Immune dysregulation and autoreactivity correlate with disease severity in SARS-CoV-2-associated multisystem inflammatory syndrome in children. Ramaswamy et al. 2021 Supplementary Tables

Published: 7 April 2021| Version 3 | DOI: 10.17632/v9dkw64s6c.3
Anjali Ramaswamy


Multisystem inflammatory syndrome in children (MIS-C) is a life-threatening post-infectious complication occurring unpredictably weeks after mild or asymptomatic SARS-CoV2 infection in otherwise healthy children. Here, we define immune abnormalities in MIS-C compared to adult COVID-19 and pediatric/adult healthy controls using single-cell RNA sequencing, antigen receptor repertoire analysis, unbiased serum proteomics, and in vitro assays. Despite no evidence of active infection, we uncover elevated S100A-family alarmins in myeloid cells and marked enrichment of serum proteins that map to myeloid cells and pathways including cytokines, complement/coagulation, and fluid shear stress in MIS-C patients. Moreover, NK and CD8 T cell cytotoxicity genes are elevated, and plasmablasts harboring IgG1 and IgG3 are expanded. Consistently, we detect elevated binding of serum IgG from severe MIS-C patients to activated human cardiac microvascular endothelial cells in culture. Thus, we define immunopathology features of MIS-C with implications for predicting and managing this SARS-CoV2-induced critical illness in children.

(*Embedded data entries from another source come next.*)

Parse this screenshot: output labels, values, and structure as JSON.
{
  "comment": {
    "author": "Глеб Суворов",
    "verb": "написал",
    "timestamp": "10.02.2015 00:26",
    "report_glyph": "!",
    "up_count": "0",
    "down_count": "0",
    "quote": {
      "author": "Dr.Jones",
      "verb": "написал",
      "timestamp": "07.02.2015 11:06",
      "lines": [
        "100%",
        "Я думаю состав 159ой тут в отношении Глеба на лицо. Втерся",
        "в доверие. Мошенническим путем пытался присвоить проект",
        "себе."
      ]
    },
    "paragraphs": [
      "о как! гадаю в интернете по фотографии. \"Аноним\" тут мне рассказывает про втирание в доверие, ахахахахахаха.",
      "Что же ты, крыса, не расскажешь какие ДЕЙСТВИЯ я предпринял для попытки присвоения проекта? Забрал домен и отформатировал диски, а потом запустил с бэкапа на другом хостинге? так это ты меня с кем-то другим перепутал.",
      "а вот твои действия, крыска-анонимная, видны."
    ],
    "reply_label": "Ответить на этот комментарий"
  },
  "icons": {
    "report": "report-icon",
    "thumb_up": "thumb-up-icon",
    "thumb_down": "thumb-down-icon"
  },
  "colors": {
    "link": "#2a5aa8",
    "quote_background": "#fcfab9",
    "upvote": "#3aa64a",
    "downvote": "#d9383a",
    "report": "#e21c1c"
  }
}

Steps to reproduce

The CITE-seq panel is a custom list of 189 antibodies to surface markers. The differential gene expression data was produced using single-cell analysis workflow outlined in STAR methods. Data objects and steps to reproduce differential gene expression results are available at FASTgenomics.